Valérien Ismaël celebrates after scoring for Werder Bremen in 2004 en route to winning the Bundesliga title.

Last year the English Football League made it policy that clubs must interview at least one black, Asian and minority ethnic candidate for managerial vacancies and, after a virtual job interview – “you have to adapt,” he says, grinning – Barnsley named Ismaël, born in Strasbourg to a Guadeloupean father and a French mother, as Gerhard Struber’s successor. He is one of five BAME managers in England’s top four tiers – six if Liam Rosenior, part of the interim coaching staff at Derby, is included. “It’s very important to get a chance but after you have to do your job to get the results.”

Before Barnsley kick off against Wycombe on Wednesday hoping to record a sixth win in 10 matches, players and staff from both teams will take the knee in a stand against racial discrimination. Ismael believes it is a powerful gesture and was “shocked” by events at Millwall last Saturday. On Tuesday Paris Saint-Germain’s match against Istanbul Basaksehir was suspended amid allegations of racism. “We have to fight against this. We have the possibility with football, the most popular sport in the world, to take a position and I think it’s very important to respect this position. We have to respect each other and stay together to fight against the enemy. We have this responsibility to give our message [against racism].”

For a manager who bemoans Barnsley’s recent profligacy by saying the “same music” has haunted them, it is apt that Ismaël, whose family remains in Munich, has taken more than a passing interest in a local band. The sound of a bugler playing The Last Post first moved him before victory at Derby last month and again at Oakwell a fortnight later, so when Barnsley Brass appealed for support to refurbish creaking tubas, he pledged £200. “I read this comment on social media and that is why, in this Covid time, a very tough time for everybody, I wanted to show togetherness – what we need at this moment – and to try to help. It’s important to support where we can.”

Barnsley’s midfielder Callum Styles (right) one of the Football League’s most exciting prospects.

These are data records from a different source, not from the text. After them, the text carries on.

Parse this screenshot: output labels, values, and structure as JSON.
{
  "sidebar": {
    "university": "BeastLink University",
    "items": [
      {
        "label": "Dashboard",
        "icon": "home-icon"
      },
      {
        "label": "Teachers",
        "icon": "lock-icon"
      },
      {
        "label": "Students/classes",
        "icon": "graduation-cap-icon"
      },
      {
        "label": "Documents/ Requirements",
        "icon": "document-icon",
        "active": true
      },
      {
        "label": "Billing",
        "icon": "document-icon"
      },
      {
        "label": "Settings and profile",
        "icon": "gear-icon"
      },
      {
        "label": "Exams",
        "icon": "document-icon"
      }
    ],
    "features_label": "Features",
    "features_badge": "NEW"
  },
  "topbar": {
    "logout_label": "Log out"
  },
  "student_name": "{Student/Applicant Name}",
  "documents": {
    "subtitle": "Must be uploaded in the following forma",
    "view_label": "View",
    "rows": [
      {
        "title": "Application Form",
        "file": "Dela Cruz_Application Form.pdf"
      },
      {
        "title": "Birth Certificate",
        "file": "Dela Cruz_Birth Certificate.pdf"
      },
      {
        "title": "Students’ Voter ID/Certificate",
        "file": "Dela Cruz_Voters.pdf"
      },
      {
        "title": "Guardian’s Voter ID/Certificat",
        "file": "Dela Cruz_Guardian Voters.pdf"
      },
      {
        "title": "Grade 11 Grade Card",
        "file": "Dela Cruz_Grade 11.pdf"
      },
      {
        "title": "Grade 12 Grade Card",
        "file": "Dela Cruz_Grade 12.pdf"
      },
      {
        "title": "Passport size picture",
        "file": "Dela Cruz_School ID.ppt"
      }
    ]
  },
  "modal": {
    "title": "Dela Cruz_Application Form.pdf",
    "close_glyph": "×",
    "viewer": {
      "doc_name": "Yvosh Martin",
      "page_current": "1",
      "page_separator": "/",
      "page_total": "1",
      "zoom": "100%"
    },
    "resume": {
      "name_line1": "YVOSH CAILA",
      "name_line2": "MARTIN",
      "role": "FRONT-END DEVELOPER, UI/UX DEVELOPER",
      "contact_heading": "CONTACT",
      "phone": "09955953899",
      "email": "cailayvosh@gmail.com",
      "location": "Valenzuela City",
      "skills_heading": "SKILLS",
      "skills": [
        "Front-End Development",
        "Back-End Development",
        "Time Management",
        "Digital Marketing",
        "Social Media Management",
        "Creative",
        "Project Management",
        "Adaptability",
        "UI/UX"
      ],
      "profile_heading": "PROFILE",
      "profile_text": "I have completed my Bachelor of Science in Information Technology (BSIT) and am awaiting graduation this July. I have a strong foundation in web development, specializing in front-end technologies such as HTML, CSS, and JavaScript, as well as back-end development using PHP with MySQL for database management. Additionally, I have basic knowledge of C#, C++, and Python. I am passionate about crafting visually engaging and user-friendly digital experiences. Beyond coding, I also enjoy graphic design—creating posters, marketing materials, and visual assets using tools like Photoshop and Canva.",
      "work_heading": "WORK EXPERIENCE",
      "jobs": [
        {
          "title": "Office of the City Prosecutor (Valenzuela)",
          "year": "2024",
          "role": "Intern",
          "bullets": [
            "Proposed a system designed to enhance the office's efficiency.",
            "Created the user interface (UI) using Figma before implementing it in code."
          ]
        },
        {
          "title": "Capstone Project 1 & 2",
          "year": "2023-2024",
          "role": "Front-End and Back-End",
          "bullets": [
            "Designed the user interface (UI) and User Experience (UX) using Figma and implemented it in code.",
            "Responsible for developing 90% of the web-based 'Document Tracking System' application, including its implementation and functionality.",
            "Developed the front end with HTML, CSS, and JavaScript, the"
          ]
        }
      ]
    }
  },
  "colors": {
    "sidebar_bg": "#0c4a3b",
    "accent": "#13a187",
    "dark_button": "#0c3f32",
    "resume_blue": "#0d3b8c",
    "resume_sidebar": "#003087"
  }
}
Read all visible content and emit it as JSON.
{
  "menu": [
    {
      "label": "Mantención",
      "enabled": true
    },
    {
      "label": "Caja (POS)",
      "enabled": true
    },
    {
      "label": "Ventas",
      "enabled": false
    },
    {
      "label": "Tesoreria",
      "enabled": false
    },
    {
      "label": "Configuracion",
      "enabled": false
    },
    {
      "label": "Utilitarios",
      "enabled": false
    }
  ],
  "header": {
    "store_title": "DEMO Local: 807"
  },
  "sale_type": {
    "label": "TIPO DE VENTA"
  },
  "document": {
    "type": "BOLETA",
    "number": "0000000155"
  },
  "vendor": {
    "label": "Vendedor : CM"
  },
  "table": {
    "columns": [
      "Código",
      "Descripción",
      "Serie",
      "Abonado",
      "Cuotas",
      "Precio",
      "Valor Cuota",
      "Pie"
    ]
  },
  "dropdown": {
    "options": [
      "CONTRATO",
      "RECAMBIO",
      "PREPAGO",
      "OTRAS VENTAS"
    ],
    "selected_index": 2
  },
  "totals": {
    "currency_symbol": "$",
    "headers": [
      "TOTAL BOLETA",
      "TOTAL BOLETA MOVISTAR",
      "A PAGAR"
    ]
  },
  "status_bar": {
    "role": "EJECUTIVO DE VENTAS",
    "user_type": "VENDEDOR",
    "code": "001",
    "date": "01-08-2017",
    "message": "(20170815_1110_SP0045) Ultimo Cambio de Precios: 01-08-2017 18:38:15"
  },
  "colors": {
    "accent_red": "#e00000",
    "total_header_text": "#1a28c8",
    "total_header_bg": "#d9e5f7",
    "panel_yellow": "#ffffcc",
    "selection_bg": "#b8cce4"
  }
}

Last season Barnsley miraculously stayed up on the final day but, if they are able to retain key assets such as Styles, and summer signings such as Callum Brittain continue to flourish alongside forwards Conor Chaplin and Woodrow, they have reason to believe they can climb the table. Expectations in south Yorkshire may not be quite as high as in Bavaria – “you have to win, to win, to win” – but 17th-placed Barnsley are looking up under Ismael. “The performances have been very good, but now we have to work on the last details,” he says. “We create a lot of [goalscoring] situations in any game, whoever the opponent is, and now we have to finish the job.”